» **WORK TASK**
The expected output is the full data, repeated exactly, without pictures.

(Dataset entries)
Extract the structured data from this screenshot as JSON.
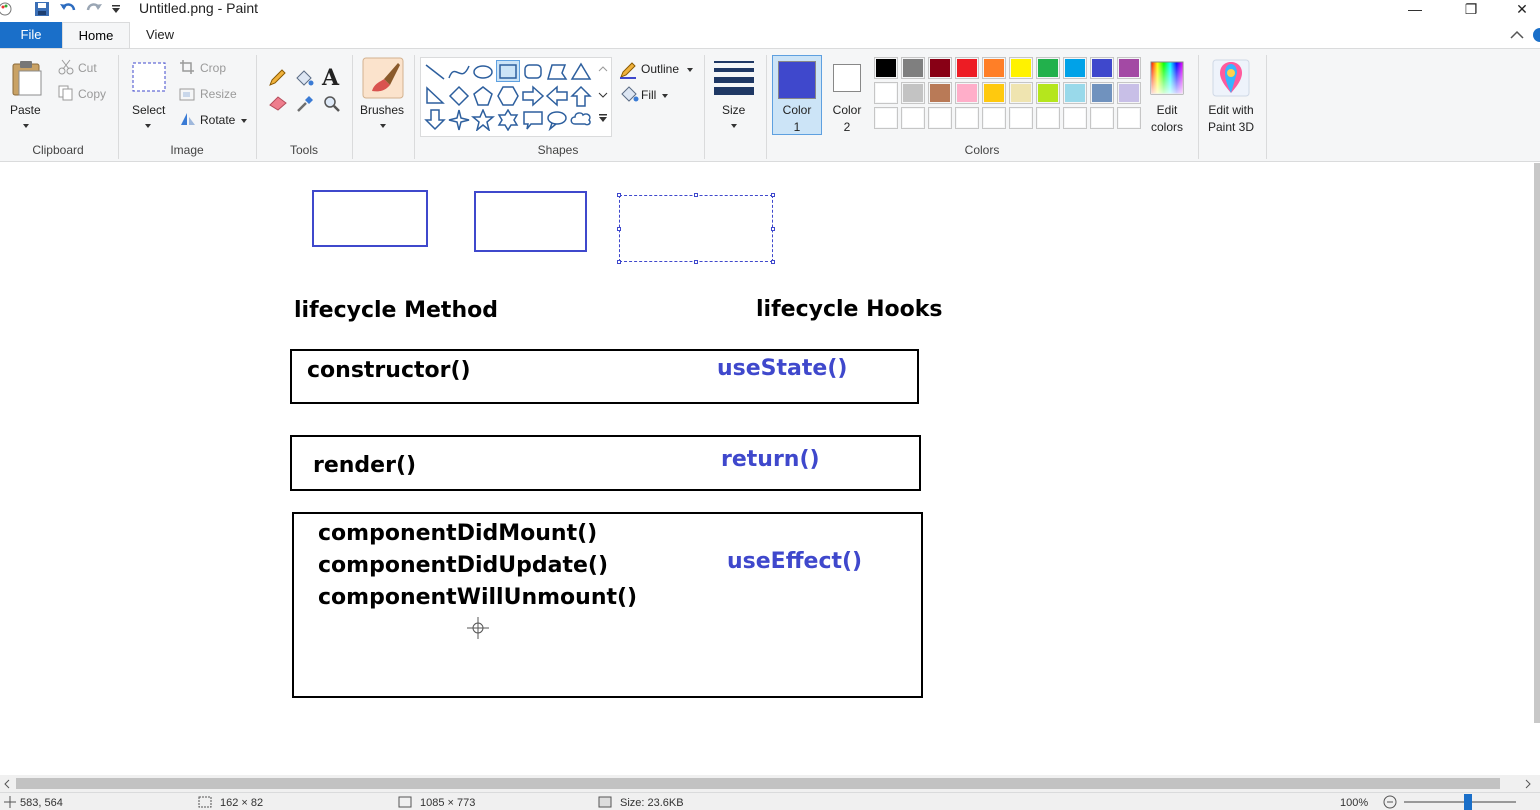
{
  "window": {
    "title": "Untitled.png - Paint",
    "minimize": "—",
    "restore": "❐",
    "close": "✕"
  },
  "tabs": [
    {
      "label": "File"
    },
    {
      "label": "Home"
    },
    {
      "label": "View"
    }
  ],
  "ribbon": {
    "clipboard": {
      "group_label": "Clipboard",
      "paste": "Paste",
      "cut": "Cut",
      "copy": "Copy"
    },
    "image": {
      "group_label": "Image",
      "select": "Select",
      "crop": "Crop",
      "resize": "Resize",
      "rotate": "Rotate"
    },
    "tools": {
      "group_label": "Tools"
    },
    "brushes": {
      "label": "Brushes"
    },
    "shapes": {
      "group_label": "Shapes",
      "outline": "Outline",
      "fill": "Fill"
    },
    "size": {
      "label": "Size"
    },
    "colors": {
      "group_label": "Colors",
      "color1_label": "Color",
      "color1_num": "1",
      "color2_label": "Color",
      "color2_num": "2",
      "color1_value": "#3f48cc",
      "color2_value": "#ffffff",
      "edit_colors_line1": "Edit",
      "edit_colors_line2": "colors",
      "palette_row1": [
        "#000000",
        "#7f7f7f",
        "#880015",
        "#ed1c24",
        "#ff7f27",
        "#fff200",
        "#22b14c",
        "#00a2e8",
        "#3f48cc",
        "#a349a4"
      ],
      "palette_row2": [
        "#ffffff",
        "#c3c3c3",
        "#b97a57",
        "#ffaec9",
        "#ffc90e",
        "#efe4b0",
        "#b5e61d",
        "#99d9ea",
        "#7092be",
        "#c8bfe7"
      ],
      "palette_row3": [
        "#ffffff",
        "#ffffff",
        "#ffffff",
        "#ffffff",
        "#ffffff",
        "#ffffff",
        "#ffffff",
        "#ffffff",
        "#ffffff",
        "#ffffff"
      ]
    },
    "paint3d": {
      "line1": "Edit with",
      "line2": "Paint 3D"
    }
  },
  "canvas": {
    "headings": {
      "left": "lifecycle Method",
      "right": "lifecycle Hooks"
    },
    "row1": {
      "method": "constructor()",
      "hook": "useState()"
    },
    "row2": {
      "method": "render()",
      "hook": "return()"
    },
    "row3": {
      "methods": [
        "componentDidMount()",
        "componentDidUpdate()",
        "componentWillUnmount()"
      ],
      "hook": "useEffect()"
    }
  },
  "statusbar": {
    "cursor_pos": "583, 564",
    "selection_size": "162 × 82",
    "image_size": "1085 × 773",
    "file_size": "Size: 23.6KB",
    "zoom": "100%"
  }
}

» **COMPLETED EXERCISE**
Extract the structured data from this screenshot as JSON.
{
  "window": {
    "title": "Untitled.png - Paint",
    "minimize": "—",
    "restore": "❐",
    "close": "✕"
  },
  "tabs": [
    {
      "label": "File"
    },
    {
      "label": "Home"
    },
    {
      "label": "View"
    }
  ],
  "ribbon": {
    "clipboard": {
      "group_label": "Clipboard",
      "paste": "Paste",
      "cut": "Cut",
      "copy": "Copy"
    },
    "image": {
      "group_label": "Image",
      "select": "Select",
      "crop": "Crop",
      "resize": "Resize",
      "rotate": "Rotate"
    },
    "tools": {
      "group_label": "Tools"
    },
    "brushes": {
      "label": "Brushes"
    },
    "shapes": {
      "group_label": "Shapes",
      "outline": "Outline",
      "fill": "Fill"
    },
    "size": {
      "label": "Size"
    },
    "colors": {
      "group_label": "Colors",
      "color1_label": "Color",
      "color1_num": "1",
      "color2_label": "Color",
      "color2_num": "2",
      "color1_value": "#3f48cc",
      "color2_value": "#ffffff",
      "edit_colors_line1": "Edit",
      "edit_colors_line2": "colors",
      "palette_row1": [
        "#000000",
        "#7f7f7f",
        "#880015",
        "#ed1c24",
        "#ff7f27",
        "#fff200",
        "#22b14c",
        "#00a2e8",
        "#3f48cc",
        "#a349a4"
      ],
      "palette_row2": [
        "#ffffff",
        "#c3c3c3",
        "#b97a57",
        "#ffaec9",
        "#ffc90e",
        "#efe4b0",
        "#b5e61d",
        "#99d9ea",
        "#7092be",
        "#c8bfe7"
      ],
      "palette_row3": [
        "#ffffff",
        "#ffffff",
        "#ffffff",
        "#ffffff",
        "#ffffff",
        "#ffffff",
        "#ffffff",
        "#ffffff",
        "#ffffff",
        "#ffffff"
      ]
    },
    "paint3d": {
      "line1": "Edit with",
      "line2": "Paint 3D"
    }
  },
  "canvas": {
    "headings": {
      "left": "lifecycle Method",
      "right": "lifecycle Hooks"
    },
    "row1": {
      "method": "constructor()",
      "hook": "useState()"
    },
    "row2": {
      "method": "render()",
      "hook": "return()"
    },
    "row3": {
      "methods": [
        "componentDidMount()",
        "componentDidUpdate()",
        "componentWillUnmount()"
      ],
      "hook": "useEffect()"
    }
  },
  "statusbar": {
    "cursor_pos": "583, 564",
    "selection_size": "162 × 82",
    "image_size": "1085 × 773",
    "file_size": "Size: 23.6KB",
    "zoom": "100%"
  }
}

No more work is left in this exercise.